Weekend thoughts: $NFLX and password sharing as a sign of brand strength?
This week, Netflix posted a disastrous earnings report. Subscribers dropped by 200k (against guidance to add 2.5m! Though, to be fair, a small part of the miss was driven by kicking Russian subs off), and they forecast a loss of 2m subs in Q2. In response, the stock dropped ~35%, and Bill Ackman sold his position at a quick loss roughly three months after purchasing it.
Netflix blamed the surprise subscriber loss on a bunch of different things: competition, macro, etc. But one of the things they blamed it on was password sharing:
Second, in addition to our 222m paying households, we estimate that Netflix is being shared with over 100m additional households, including over 30m in the UCAN region. Account sharing as a percentage of our paying membership hasn’t changed much over the years, but, coupled with the first factor, means it’s harder to grow membership in many markets - an issue that was obscured by our COVID growth.
That line reminded me of a thought I’ve toyed around with a few times: does how freely you’ll share your password to a particular service have some type of signal about the service’s moat or TAM?
Let’s exclude super personal things; no one is sharing the password to their bank account or email. It just doesn’t make sense; if I gave you the password to my bank account, you couldn’t get value from it through any legal means (you could get value from stealing all of my money!).
So I’ve been thinking of it more along the lines of consumer subscriptions. What consumer subscriptions are you willing to share with other people? People share their Netflix passwords like candy; I’m on my best friend’s account, and in return he has access to my HBO account.
But I don’t share my amazon password with anyone. And they could get some theoretical value from it (watching prime, or maybe the two of us sharing free shipping?). I don’t share my amazon password in part because I don’t want other people having access to my order history (I buy an embarrassing amount of fiction books and candy) or the ability to order stuff for themselves, and in part because i assume most people already have their own Amazon account.

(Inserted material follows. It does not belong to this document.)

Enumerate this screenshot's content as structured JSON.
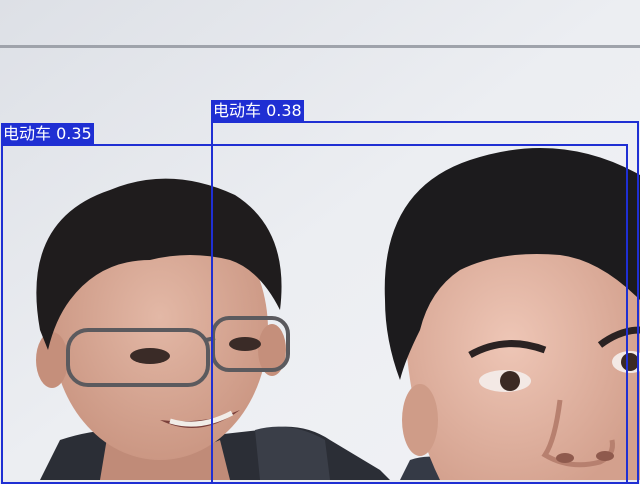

What about Spotify? Maybe I’m living in a bubble, but I don’t know many people who share Spotify log ins. You can create your own account and join someone else’s family plan, but I feel like that’s not super common (perhaps because Spotify takes steps to stop it, or perhaps because I just haven’t asked enough people).
Peloton? Yes, most people have a Peloton account because they have a bike, and I don’t believe you could password share to multiple bikes…. but there’s a burgeoning “digital only” Peloton subscription (people who don’t have bikes or treads but sign up just for the app). Again, maybe I just haven’t asked enough people, but I’m not aware of a ton of digital only subs who are sharing passwords.

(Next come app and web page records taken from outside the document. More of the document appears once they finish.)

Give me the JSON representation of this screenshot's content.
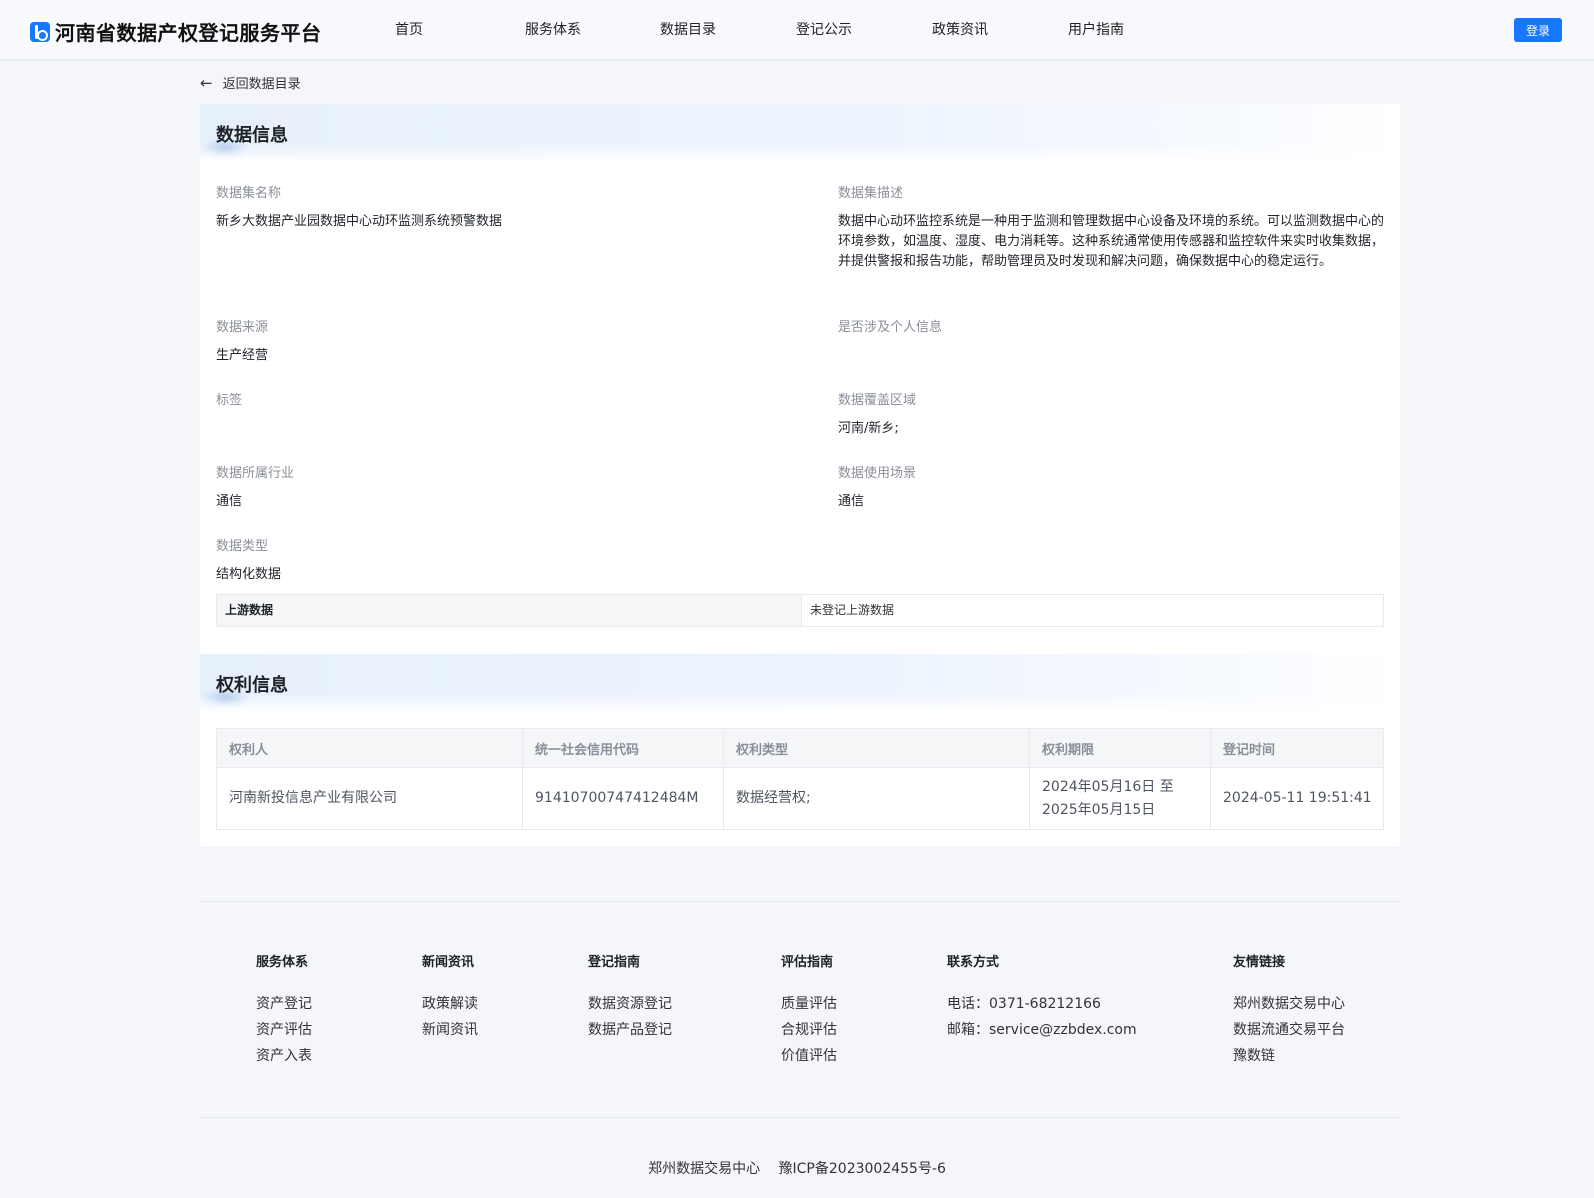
{
  "header": {
    "title": "河南省数据产权登记服务平台",
    "nav": [
      "首页",
      "服务体系",
      "数据目录",
      "登记公示",
      "政策资讯",
      "用户指南"
    ],
    "login_label": "登录"
  },
  "back_label": "返回数据目录",
  "data_info": {
    "section_title": "数据信息",
    "fields": {
      "name_label": "数据集名称",
      "name_value": "新乡大数据产业园数据中心动环监测系统预警数据",
      "desc_label": "数据集描述",
      "desc_value": "数据中心动环监控系统是一种用于监测和管理数据中心设备及环境的系统。可以监测数据中心的环境参数，如温度、湿度、电力消耗等。这种系统通常使用传感器和监控软件来实时收集数据，并提供警报和报告功能，帮助管理员及时发现和解决问题，确保数据中心的稳定运行。",
      "source_label": "数据来源",
      "source_value": "生产经营",
      "personal_label": "是否涉及个人信息",
      "personal_value": "",
      "tags_label": "标签",
      "tags_value": "",
      "region_label": "数据覆盖区域",
      "region_value": "河南/新乡;",
      "industry_label": "数据所属行业",
      "industry_value": "通信",
      "scenario_label": "数据使用场景",
      "scenario_value": "通信",
      "type_label": "数据类型",
      "type_value": "结构化数据"
    },
    "upstream_label": "上游数据",
    "upstream_value": "未登记上游数据"
  },
  "rights_info": {
    "section_title": "权利信息",
    "columns": [
      "权利人",
      "统一社会信用代码",
      "权利类型",
      "权利期限",
      "登记时间"
    ],
    "rows": [
      [
        "河南新投信息产业有限公司",
        "91410700747412484M",
        "数据经营权;",
        "2024年05月16日 至 2025年05月15日",
        "2024-05-11 19:51:41"
      ]
    ]
  },
  "footer": {
    "columns": [
      {
        "title": "服务体系",
        "links": [
          "资产登记",
          "资产评估",
          "资产入表"
        ]
      },
      {
        "title": "新闻资讯",
        "links": [
          "政策解读",
          "新闻资讯"
        ]
      },
      {
        "title": "登记指南",
        "links": [
          "数据资源登记",
          "数据产品登记"
        ]
      },
      {
        "title": "评估指南",
        "links": [
          "质量评估",
          "合规评估",
          "价值评估"
        ]
      },
      {
        "title": "联系方式",
        "links": [
          "电话：0371-68212166",
          "邮箱：service@zzbdex.com"
        ]
      },
      {
        "title": "友情链接",
        "links": [
          "郑州数据交易中心",
          "数据流通交易平台",
          "豫数链"
        ]
      }
    ],
    "copyright_org": "郑州数据交易中心",
    "copyright_icp": "豫ICP备2023002455号-6"
  }
}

YouTube? I pay for YouTube premium to skip the ads, and I don’t share that with anyone. Maybe it’s because I’m lazy… but maybe there’s something a little personal about your YouTube algo? I’m not sure; I know I wouldn’t care if someone saw my Netflix history and saw some embarrassing shows on there, but I probably wouldn’t love it if someone loaded up my YouTube algo and saw my recommendations (there are a lot of Glee highlights in there). Also, the YouTube algo is good; I wouldn’t love it if someone watched like 15 videos on there and messed with my recommendations. (side note: have you ever seen YouTube for someone else’s account? Saying it’s like opening a completely different website is an understatement; it’s like getting portalled to an alternative earth and viewing their YouTube.)
Anyway, I’m not sure where I’m going with all of this, but it’s something I’m going to keep thinking about. I wouldn’t be surprised if there’s a trick to spotting early moats / growth stories in consumer subscription services based on how likely people are to share passwords.

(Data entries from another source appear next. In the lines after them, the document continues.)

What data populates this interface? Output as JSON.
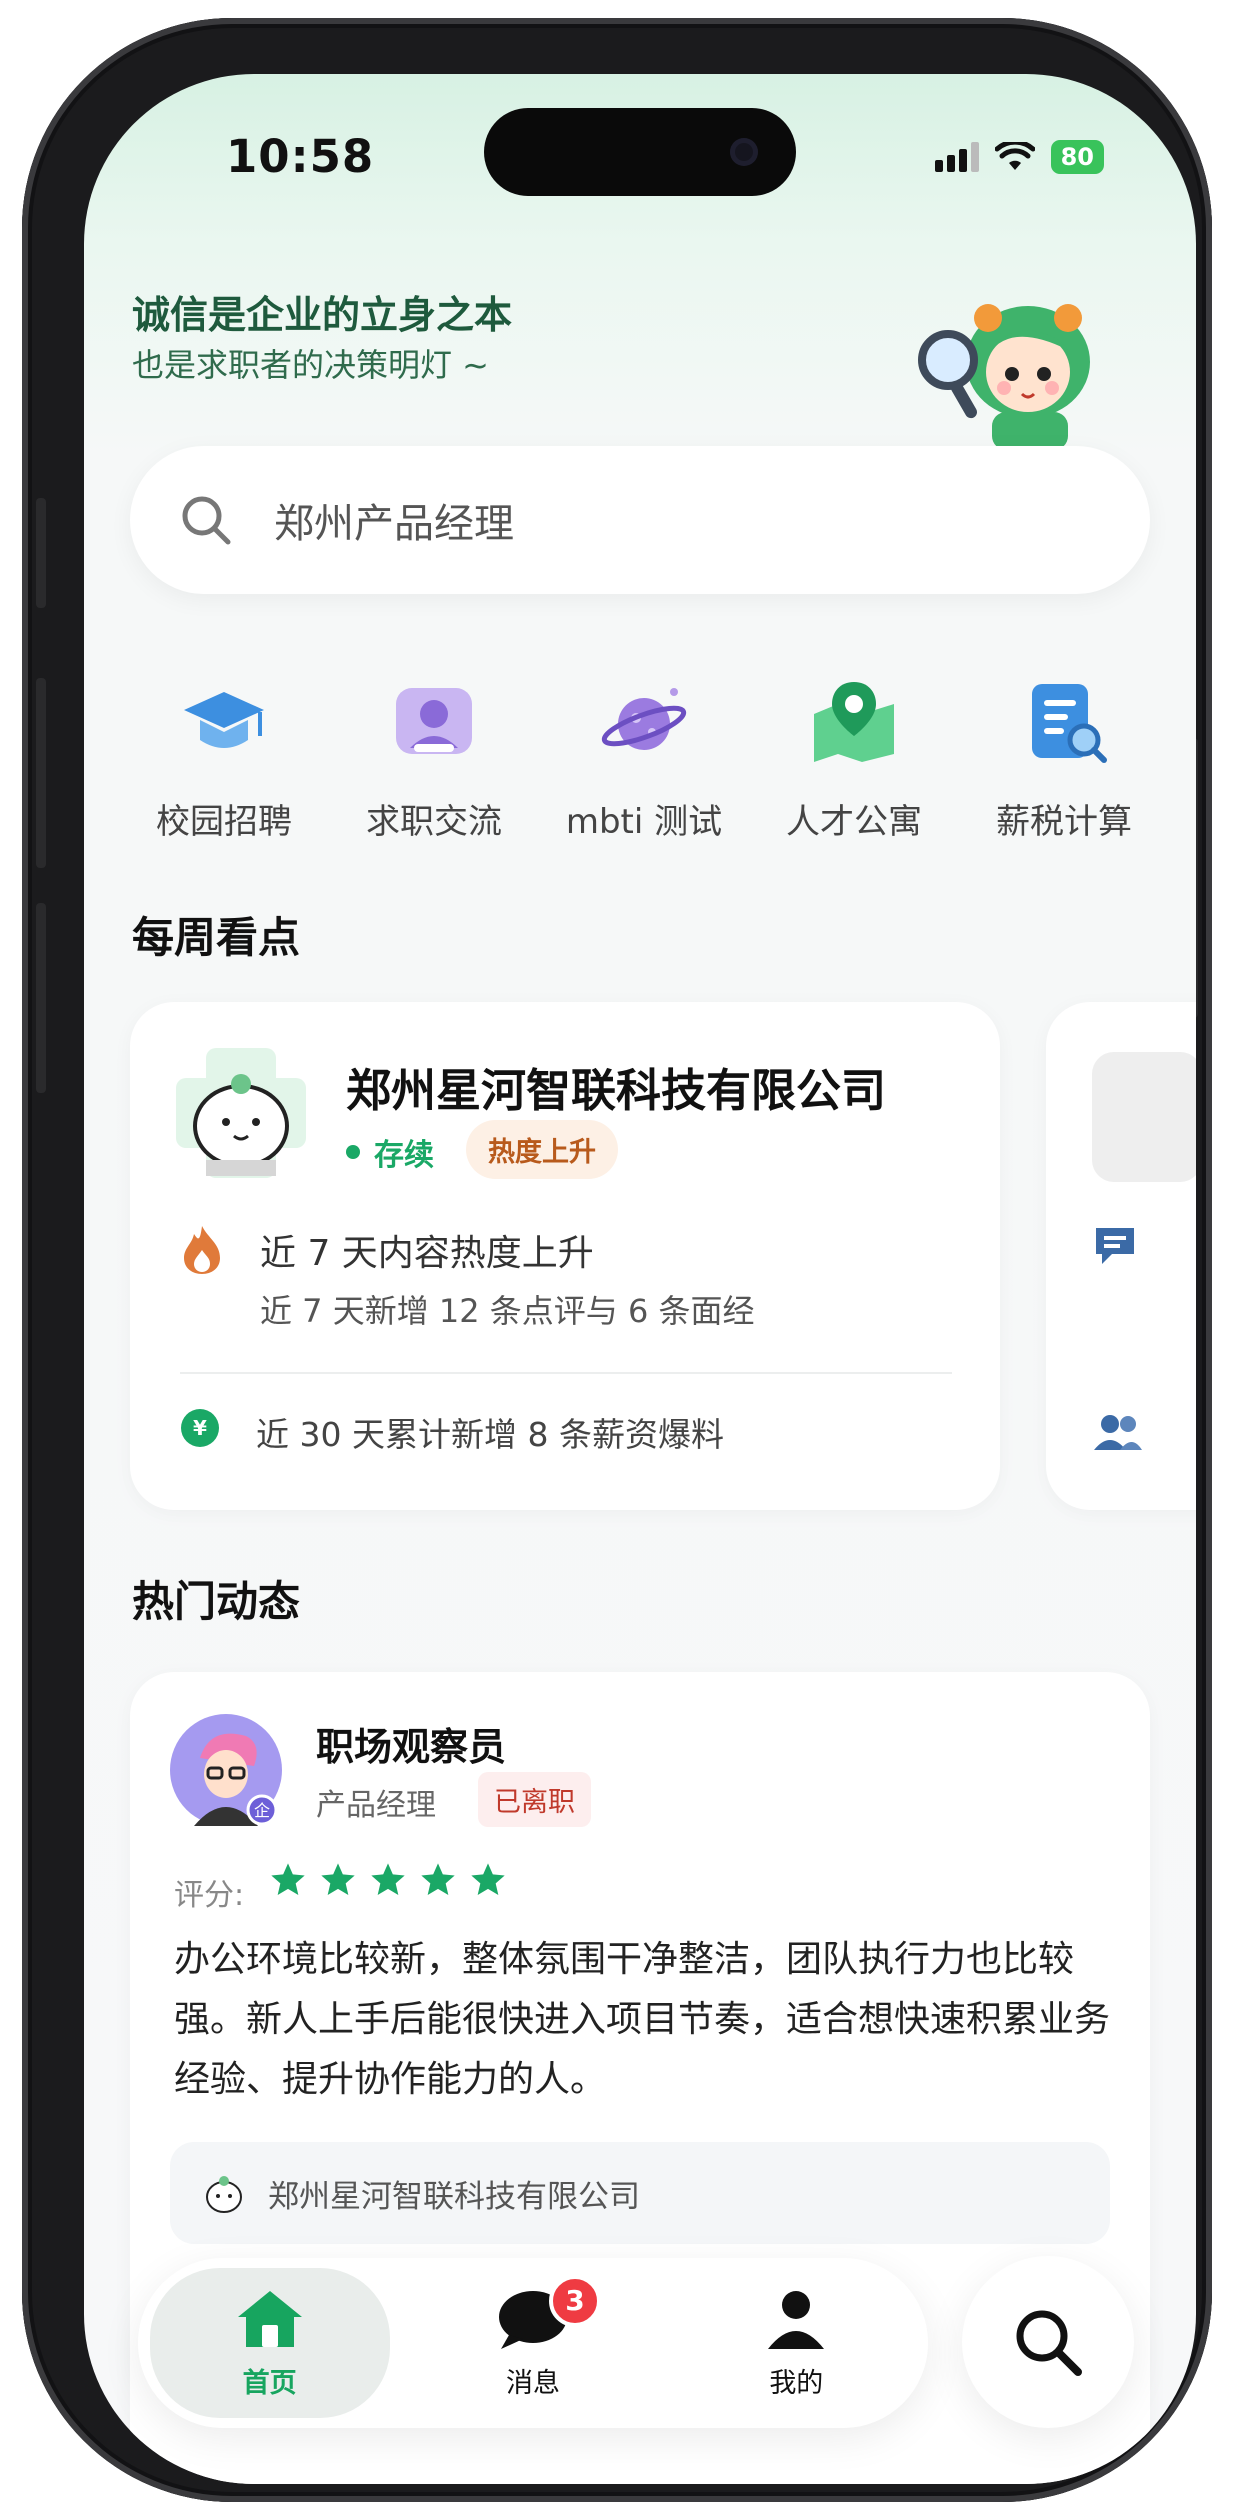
{
  "status_bar": {
    "time": "10:58",
    "battery": "80"
  },
  "header": {
    "tagline_main": "诚信是企业的立身之本",
    "tagline_sub": "也是求职者的决策明灯 ~"
  },
  "search": {
    "placeholder": "郑州产品经理"
  },
  "quick_entries": [
    {
      "label": "校园招聘",
      "icon": "graduation-cap-icon"
    },
    {
      "label": "求职交流",
      "icon": "people-chat-icon"
    },
    {
      "label": "mbti 测试",
      "icon": "planet-icon"
    },
    {
      "label": "人才公寓",
      "icon": "map-pin-icon"
    },
    {
      "label": "薪税计算",
      "icon": "tax-document-icon"
    }
  ],
  "weekly": {
    "title": "每周看点",
    "card": {
      "company": "郑州星河智联科技有限公司",
      "status": "存续",
      "heat_tag": "热度上升",
      "heat_title": "近 7 天内容热度上升",
      "heat_detail": "近 7 天新增 12 条点评与 6 条面经",
      "salary_note": "近 30 天累计新增 8 条薪资爆料"
    }
  },
  "hot": {
    "title": "热门动态",
    "post": {
      "username": "职场观察员",
      "role": "产品经理",
      "tag": "已离职",
      "rating_label": "评分:",
      "rating": 5,
      "text": "办公环境比较新，整体氛围干净整洁，团队执行力也比较强。新人上手后能很快进入项目节奏，适合想快速积累业务经验、提升协作能力的人。",
      "company": "郑州星河智联科技有限公司"
    }
  },
  "tabbar": {
    "tabs": [
      {
        "label": "首页",
        "active": true
      },
      {
        "label": "消息",
        "badge": "3"
      },
      {
        "label": "我的"
      }
    ]
  },
  "colors": {
    "accent": "#17a55f",
    "badge": "#ef3b42",
    "heat": "#b85a1c"
  }
}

Last summer, all anyone wanted to talk about was TAM and NPS scores. Now that everyone’s favorite growth compounders have fallen by 50%+ in the past six months, no one seems to care much about growth stocks and high NPS scores or anything.
But everything has its day in the sun, and I suspect that some of the growth compounders that have been demolished over the past six months have gone from quite overvalued to wildly undervalued, and that finding growth companies early will continue to generate strong returns going forward. So I’m going to keep thinking about ways to find spot early compounders, and password sharing could be one of them.
PS- as I write this, Netflix is trading for ~$215/share. That gives it an EV of ~$106B. That’s roughly the same as WBD’s EV at their current share price of ~$20.50/share (though WBD’s market cap is much lower than NFLX’s thanks to a hefty debt load). LTM EBITDA for NFLX is ~$6.9B; LTM EBITDA for WBD is over $10B and that’s before ~$3B in merger synergies. NFLX is shrinking subs; we know HBO is still growing. Obviously there are a lot of other complexities (a huge chunk of WBD’s earnings are from the legacy bundle), but WBD’s price just seems wrong to me versus Netflix (though there is the question of “should anyone invest in a media company” given their history of value destruction and increasing competition from AMZN, AAPL, and alternative entertainment like Video Games, Tik-Tok, and social media).